*Supplied data*:
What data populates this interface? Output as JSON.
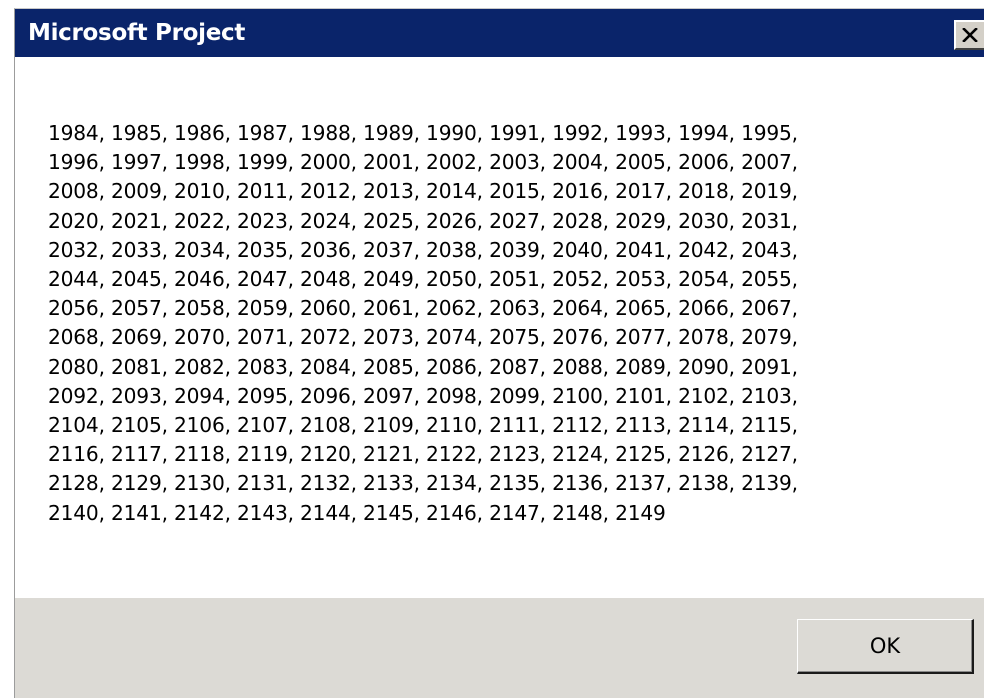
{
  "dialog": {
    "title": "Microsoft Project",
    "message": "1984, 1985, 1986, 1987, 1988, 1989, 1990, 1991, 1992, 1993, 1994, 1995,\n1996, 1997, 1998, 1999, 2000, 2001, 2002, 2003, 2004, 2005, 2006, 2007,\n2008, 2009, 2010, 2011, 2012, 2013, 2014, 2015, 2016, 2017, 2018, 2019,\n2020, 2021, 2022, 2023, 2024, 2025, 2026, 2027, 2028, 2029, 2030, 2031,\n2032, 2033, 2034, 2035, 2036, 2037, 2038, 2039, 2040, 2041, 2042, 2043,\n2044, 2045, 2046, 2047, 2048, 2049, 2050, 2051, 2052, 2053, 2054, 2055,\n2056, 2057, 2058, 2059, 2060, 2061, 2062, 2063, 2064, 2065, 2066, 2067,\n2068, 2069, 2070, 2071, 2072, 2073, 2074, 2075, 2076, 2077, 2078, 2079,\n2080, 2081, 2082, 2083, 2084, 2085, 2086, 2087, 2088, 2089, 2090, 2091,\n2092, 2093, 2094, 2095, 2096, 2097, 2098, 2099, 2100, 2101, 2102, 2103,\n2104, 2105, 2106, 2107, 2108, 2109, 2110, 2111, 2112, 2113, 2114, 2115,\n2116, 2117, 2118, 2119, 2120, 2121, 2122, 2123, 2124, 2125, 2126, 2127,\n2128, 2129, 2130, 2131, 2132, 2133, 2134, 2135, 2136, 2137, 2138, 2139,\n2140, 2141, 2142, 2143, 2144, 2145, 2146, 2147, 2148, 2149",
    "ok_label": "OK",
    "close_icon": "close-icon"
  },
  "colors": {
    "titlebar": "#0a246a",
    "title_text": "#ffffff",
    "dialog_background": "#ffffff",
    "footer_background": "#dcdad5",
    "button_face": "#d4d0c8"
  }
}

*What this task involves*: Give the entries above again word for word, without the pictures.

*The completed task*:
What data populates this interface? Output as JSON.
{
  "dialog": {
    "title": "Microsoft Project",
    "message": "1984, 1985, 1986, 1987, 1988, 1989, 1990, 1991, 1992, 1993, 1994, 1995,\n1996, 1997, 1998, 1999, 2000, 2001, 2002, 2003, 2004, 2005, 2006, 2007,\n2008, 2009, 2010, 2011, 2012, 2013, 2014, 2015, 2016, 2017, 2018, 2019,\n2020, 2021, 2022, 2023, 2024, 2025, 2026, 2027, 2028, 2029, 2030, 2031,\n2032, 2033, 2034, 2035, 2036, 2037, 2038, 2039, 2040, 2041, 2042, 2043,\n2044, 2045, 2046, 2047, 2048, 2049, 2050, 2051, 2052, 2053, 2054, 2055,\n2056, 2057, 2058, 2059, 2060, 2061, 2062, 2063, 2064, 2065, 2066, 2067,\n2068, 2069, 2070, 2071, 2072, 2073, 2074, 2075, 2076, 2077, 2078, 2079,\n2080, 2081, 2082, 2083, 2084, 2085, 2086, 2087, 2088, 2089, 2090, 2091,\n2092, 2093, 2094, 2095, 2096, 2097, 2098, 2099, 2100, 2101, 2102, 2103,\n2104, 2105, 2106, 2107, 2108, 2109, 2110, 2111, 2112, 2113, 2114, 2115,\n2116, 2117, 2118, 2119, 2120, 2121, 2122, 2123, 2124, 2125, 2126, 2127,\n2128, 2129, 2130, 2131, 2132, 2133, 2134, 2135, 2136, 2137, 2138, 2139,\n2140, 2141, 2142, 2143, 2144, 2145, 2146, 2147, 2148, 2149",
    "ok_label": "OK",
    "close_icon": "close-icon"
  },
  "colors": {
    "titlebar": "#0a246a",
    "title_text": "#ffffff",
    "dialog_background": "#ffffff",
    "footer_background": "#dcdad5",
    "button_face": "#d4d0c8"
  }
}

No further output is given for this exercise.